And seeing as I got a good 4-5 years out of those old covers, I was definitely willing to do it all again.
First, figure out how you’re going to do it. What are you recovering? And how was it covered before? There’s no point in totally reinventing the wheel here. So try to mimic how the manufacturer made the chair or stool. Deconstructing a piece of furniture or clothing is the best way to learn new tricks and understand how patterns are put together.
If you’re working on basic barstools without a back, or a set of folding chairs, or if you want to recover the top of a card table, you might be able to recover them without even sewing….maybe just a glue gun or some staples? See what your furniture has to offer.
Or if you’re able to take apart a chair cover to use as a pattern, do it. Or, maybe try to trace a new pattern by holding paper up to your chair and drawing around the different parts, and then adding a 1/2 inch seam allowance all the way around
My chairs are from IKEA, so I had the luxury of purchasing a fabric slipcover, which I took apart with a seam ripper and used as my pattern. You can see in the photo below how dirty that white fabric became in just one month’s time! This is the reason I love oilcloth over standard fabric for kids chairs.
To keep myself organized, I gave each piece a name and marked the “grainline”. Now there isn’t really a grainline to oilcloth since it’s not a woven fabric. But it’s important to note a grainline direction so that the print of your fabric is going in the same direction each time. You don’t want to end up with one upside-down chair in the mix of normal chairs.
I also kept a small notepad next to me as I sewed, jotting down the steps I was doing so it was easy to remember when I started sewing the next one.
Now as I’ve mentioned before, oilcloth is a stiff fabric to work with. Try not to let that frustrate you. You just need to use more arm power and work with the fabric, rather than against it. And the great thing is…the edges don’t fray so you don’t have to worry about finishing things off where you don’t want to. If the oilcloth is sticking under your presser foot, read my previous post for 3 solutions/ideas to fix that.
Tip #1 – When you’re going around curves, go slowly. Pause periodically with your needle down in your fabric, lift your presser foot, and pivot your fabric to allow it to relax.
And what really works best around the curves is to clip the fabric before you sew it in place. Just clip slightly into the seam allowance about 1/4 of an inch on the curved areas. This will help it to ease and lay more flat as you sew.
Tip #2 - “Try on” your project in sections before you cut and sew all 6 covers! It’s like creating a “muslin” for your chair. Then you’ll know if you need to make any adjustments to a certain area.
Tip # 3 – Don’t sweat the details.

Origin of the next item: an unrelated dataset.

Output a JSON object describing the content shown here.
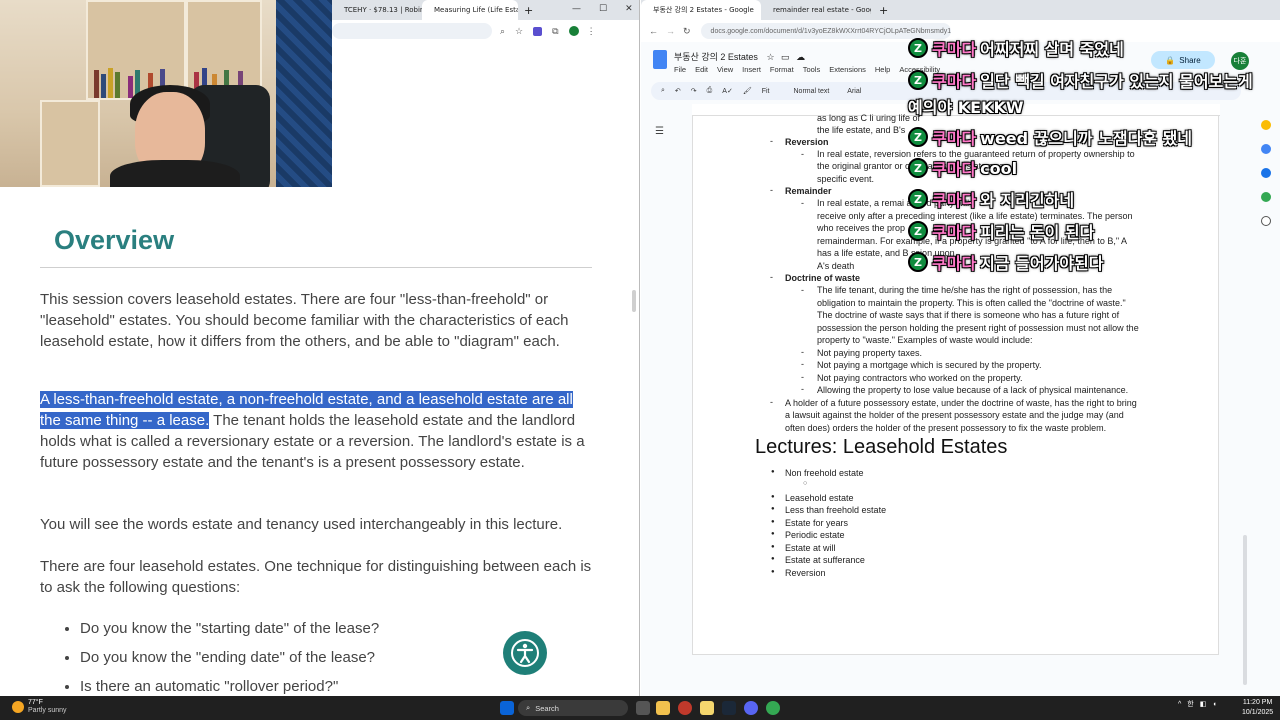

If you look closely at my chairs, you’ll see that they’re far from perfect. The curves are not all curved, the lines are not all straight. But they still look great! So just do the best you can and don’t worry if your seam is a little off.
Most of all, have fun.
Then pull up a chair and enjoy the comfy new look.
Thanks for your input!
Now head over to See Kate Sewwhere she’s got an amazing pleather skirt project with a FREE pattern and tutorial Yay!
Don’t Fear the Fabric is an ongoing series on MADE and See Kate Sew.
We want to arm you with the info and confidence to try to fabrics and see where they take you!
Check out our other posts from this series:
How to Sew with Oilcloth •• How to Sew with Leather
Simple Handmade Gift: Oilcloth Coasters •• Smashed fabric and Leather Pouches
Oilcloth Starter Kits Giveaway •• Win a free Leather Hide
Oilcloth Chairs and tips for recovering your own •• Pleather Circle Skirt tutorial